Among the entries below, count the lines with "this" in them and state the total without comment.

Records from a data source
○ ○ ○ ○ ○

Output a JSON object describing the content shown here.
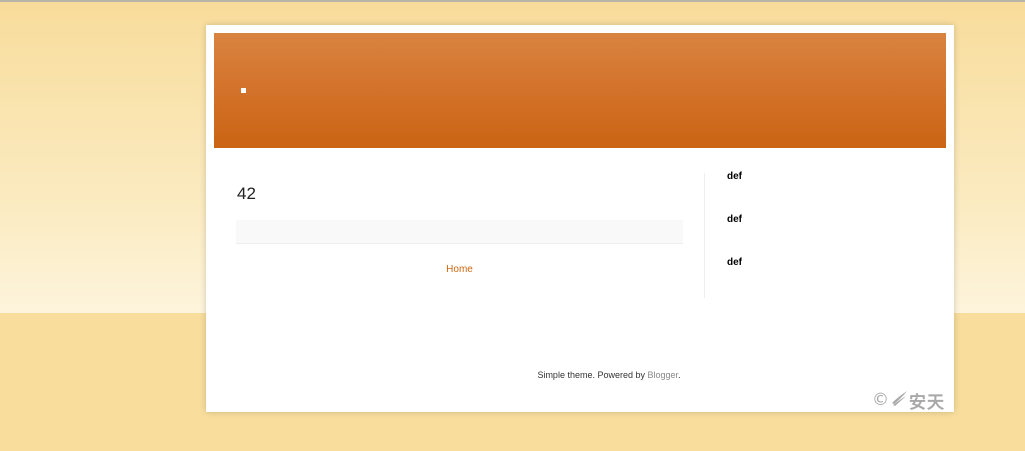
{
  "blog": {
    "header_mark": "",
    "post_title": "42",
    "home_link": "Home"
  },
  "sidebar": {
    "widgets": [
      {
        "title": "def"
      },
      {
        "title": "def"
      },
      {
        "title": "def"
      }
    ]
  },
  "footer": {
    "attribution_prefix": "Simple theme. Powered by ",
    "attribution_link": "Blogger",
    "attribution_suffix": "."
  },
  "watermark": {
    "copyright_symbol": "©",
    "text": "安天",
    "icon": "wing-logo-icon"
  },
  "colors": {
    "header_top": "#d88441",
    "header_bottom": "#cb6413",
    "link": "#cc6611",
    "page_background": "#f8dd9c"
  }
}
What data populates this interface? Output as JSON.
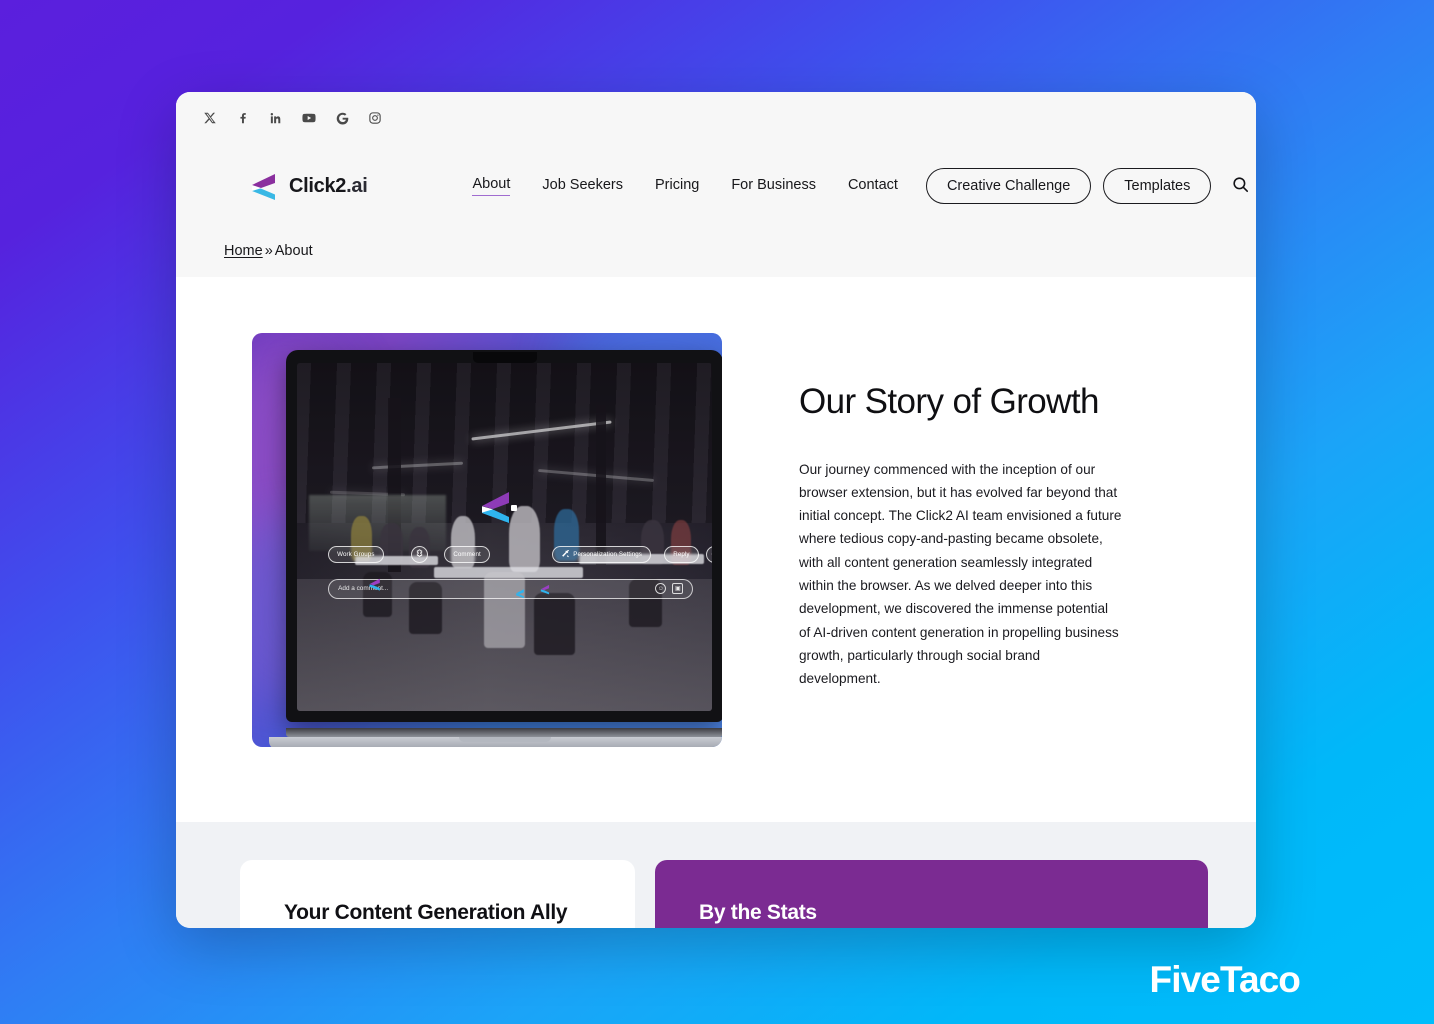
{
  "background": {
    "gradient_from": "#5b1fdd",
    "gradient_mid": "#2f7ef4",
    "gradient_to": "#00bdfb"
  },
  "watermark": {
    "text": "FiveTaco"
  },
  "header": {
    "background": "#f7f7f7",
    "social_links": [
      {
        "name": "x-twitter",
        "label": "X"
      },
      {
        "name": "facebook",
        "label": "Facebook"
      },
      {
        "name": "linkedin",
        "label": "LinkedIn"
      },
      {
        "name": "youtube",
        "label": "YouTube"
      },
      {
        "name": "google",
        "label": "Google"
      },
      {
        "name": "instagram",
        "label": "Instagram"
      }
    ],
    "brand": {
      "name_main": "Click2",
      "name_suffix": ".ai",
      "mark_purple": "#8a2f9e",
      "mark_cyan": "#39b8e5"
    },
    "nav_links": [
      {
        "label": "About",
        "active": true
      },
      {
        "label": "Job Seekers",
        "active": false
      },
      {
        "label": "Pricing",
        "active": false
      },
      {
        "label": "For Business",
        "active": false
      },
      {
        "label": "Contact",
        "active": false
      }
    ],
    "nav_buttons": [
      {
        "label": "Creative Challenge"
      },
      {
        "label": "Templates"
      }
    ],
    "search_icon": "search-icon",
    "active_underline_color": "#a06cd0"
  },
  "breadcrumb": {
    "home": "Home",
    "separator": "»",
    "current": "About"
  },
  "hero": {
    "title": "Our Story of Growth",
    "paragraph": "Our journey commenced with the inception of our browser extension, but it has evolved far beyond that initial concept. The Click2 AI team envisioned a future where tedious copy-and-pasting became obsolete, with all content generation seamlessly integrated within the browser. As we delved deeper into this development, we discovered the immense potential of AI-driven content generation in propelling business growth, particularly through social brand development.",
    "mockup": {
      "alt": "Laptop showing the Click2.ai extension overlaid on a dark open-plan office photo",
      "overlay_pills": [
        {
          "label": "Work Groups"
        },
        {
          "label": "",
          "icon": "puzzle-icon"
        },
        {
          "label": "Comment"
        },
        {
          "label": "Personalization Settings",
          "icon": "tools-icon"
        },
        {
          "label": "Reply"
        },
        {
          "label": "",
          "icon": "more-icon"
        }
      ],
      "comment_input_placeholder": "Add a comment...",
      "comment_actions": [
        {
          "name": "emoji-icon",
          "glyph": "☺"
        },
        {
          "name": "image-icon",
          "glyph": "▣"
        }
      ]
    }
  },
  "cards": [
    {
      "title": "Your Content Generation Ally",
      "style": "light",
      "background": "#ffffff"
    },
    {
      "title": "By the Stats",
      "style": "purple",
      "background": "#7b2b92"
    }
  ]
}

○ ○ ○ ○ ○

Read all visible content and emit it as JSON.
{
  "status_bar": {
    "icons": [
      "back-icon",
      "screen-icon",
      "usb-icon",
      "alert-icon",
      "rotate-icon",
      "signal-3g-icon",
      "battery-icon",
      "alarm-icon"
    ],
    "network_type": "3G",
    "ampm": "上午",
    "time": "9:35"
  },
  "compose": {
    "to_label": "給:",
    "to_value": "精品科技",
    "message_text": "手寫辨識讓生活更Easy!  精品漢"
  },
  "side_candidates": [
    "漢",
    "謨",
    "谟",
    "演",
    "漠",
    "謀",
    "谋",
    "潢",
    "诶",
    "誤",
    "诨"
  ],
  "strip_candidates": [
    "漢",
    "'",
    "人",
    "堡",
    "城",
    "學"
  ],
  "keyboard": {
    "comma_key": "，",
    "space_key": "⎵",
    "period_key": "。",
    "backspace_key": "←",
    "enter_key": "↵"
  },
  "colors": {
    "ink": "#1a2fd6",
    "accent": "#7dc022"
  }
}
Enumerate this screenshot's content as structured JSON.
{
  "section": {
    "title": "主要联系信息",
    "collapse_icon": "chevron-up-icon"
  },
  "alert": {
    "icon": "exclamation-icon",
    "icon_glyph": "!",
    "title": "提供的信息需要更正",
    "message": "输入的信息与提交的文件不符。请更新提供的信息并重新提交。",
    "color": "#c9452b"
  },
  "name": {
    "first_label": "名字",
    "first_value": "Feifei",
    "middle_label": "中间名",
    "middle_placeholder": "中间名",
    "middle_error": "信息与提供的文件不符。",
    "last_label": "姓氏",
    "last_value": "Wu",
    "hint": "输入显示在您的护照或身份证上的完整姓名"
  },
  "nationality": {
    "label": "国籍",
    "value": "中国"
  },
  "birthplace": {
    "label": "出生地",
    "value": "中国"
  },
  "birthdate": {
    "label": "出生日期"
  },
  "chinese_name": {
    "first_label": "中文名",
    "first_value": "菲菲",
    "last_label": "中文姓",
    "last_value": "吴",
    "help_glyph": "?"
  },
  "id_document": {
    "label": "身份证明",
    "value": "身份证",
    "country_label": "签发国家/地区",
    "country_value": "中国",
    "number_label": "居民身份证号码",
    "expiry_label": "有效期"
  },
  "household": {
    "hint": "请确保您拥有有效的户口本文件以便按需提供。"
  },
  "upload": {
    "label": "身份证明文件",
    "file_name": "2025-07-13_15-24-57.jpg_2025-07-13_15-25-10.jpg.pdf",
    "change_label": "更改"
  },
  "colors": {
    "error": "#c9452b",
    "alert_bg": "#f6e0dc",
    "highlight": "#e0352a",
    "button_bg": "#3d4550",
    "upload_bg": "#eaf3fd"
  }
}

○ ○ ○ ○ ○

Your response.
3